Writing is arguably the most crucial skill of practicing lawyers and legal academics alike. While only some lawyers will enter careers involving significant oral advocacy, nearly all lawyers regularly write, provide feedback to colleagues on their writing, and respond to feedback on their own writing. At HLS, we recognize that excellent writing is not a solo enterprise, but takes a community. J.D. students receive their first intensive writing experience in the First-Year Legal Research and Writing Program (LRW). Upper-level J.D. students and LL.M.s develop their writing skills further through rigorous writing opportunities in courses, clinics, and independent writing supervised by a faculty member, completing in the process the J.D. Written Work Requirement and the LL.M. Written Work Requirement, respectively.

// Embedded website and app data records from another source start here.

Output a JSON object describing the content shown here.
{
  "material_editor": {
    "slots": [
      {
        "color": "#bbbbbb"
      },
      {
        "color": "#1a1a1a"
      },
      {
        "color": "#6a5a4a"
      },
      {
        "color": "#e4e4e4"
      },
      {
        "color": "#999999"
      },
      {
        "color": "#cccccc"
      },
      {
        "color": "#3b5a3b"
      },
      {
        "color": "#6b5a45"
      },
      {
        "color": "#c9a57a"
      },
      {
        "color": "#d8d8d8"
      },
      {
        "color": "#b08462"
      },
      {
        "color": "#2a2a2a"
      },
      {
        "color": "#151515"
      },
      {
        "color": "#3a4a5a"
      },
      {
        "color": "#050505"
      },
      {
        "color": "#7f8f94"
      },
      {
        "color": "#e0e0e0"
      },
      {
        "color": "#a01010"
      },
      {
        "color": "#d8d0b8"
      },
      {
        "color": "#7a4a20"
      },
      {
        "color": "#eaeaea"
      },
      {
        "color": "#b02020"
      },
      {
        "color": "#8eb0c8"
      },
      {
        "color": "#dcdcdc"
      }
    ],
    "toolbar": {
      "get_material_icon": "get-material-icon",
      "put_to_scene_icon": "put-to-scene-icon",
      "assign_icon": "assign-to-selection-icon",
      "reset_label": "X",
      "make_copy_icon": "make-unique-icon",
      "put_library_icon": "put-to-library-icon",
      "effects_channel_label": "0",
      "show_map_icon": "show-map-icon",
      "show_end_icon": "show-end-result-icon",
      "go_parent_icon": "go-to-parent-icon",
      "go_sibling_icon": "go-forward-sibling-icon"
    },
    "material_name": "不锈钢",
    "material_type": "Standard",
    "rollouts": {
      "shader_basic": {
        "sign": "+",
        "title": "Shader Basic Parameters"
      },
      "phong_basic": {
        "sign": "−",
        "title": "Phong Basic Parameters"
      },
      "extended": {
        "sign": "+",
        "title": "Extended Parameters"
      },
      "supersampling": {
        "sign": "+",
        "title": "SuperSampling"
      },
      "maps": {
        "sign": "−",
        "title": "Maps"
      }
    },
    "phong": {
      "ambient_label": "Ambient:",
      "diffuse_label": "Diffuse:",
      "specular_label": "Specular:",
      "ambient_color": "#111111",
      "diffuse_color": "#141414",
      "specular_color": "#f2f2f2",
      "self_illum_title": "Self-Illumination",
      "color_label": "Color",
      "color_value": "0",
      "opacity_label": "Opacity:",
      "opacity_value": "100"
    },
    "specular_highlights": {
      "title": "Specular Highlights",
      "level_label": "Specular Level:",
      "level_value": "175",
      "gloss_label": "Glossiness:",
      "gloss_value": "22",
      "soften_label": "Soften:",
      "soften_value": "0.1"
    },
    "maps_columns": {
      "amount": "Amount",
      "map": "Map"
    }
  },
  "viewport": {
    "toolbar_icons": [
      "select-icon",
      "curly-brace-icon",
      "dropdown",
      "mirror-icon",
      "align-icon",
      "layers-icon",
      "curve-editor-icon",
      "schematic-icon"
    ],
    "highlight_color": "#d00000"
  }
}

During their time at HLS, students can develop their writing skills through writing-intensive course work; independent studies in which a student writes a paper under a faculty member’s supervision; some clinical work, and writing groups, which provide a forum for structuring research and writing time and receiving peer in addition to faculty feedback. There are further writing opportunities through moot court, journals, and work as a research assistant for a faculty member. Explore below, by subject area, possible supervisors for an independent writing project.
Wondering where to begin? The Harvard Law Library has developed helpful guides on narrowing down a research topic, how to conduct research in various legal subject areas, and how to cite using the Bluebook or other citation systems.

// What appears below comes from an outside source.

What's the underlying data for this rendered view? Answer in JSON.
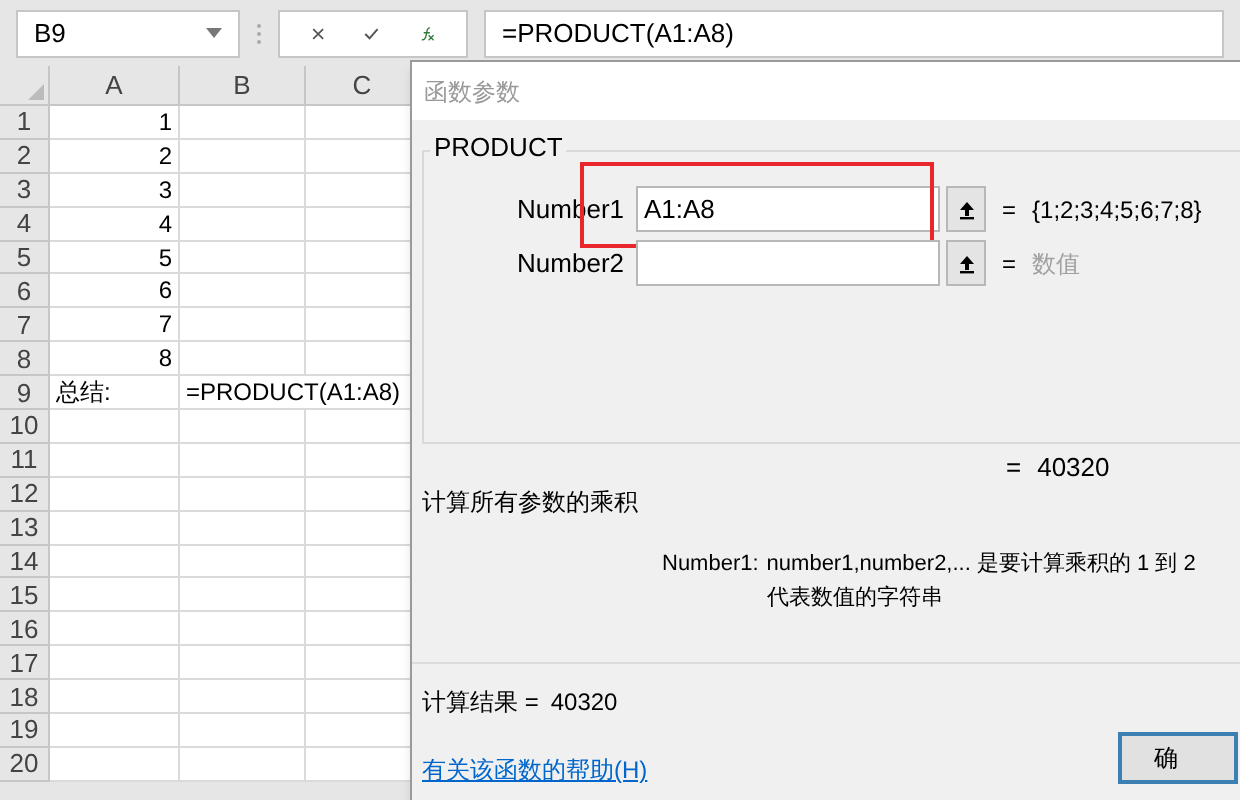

Once a writing project is completed, students might consider submitting their work for one of HLS’ writing prizes and/or exploring possible paths to publication.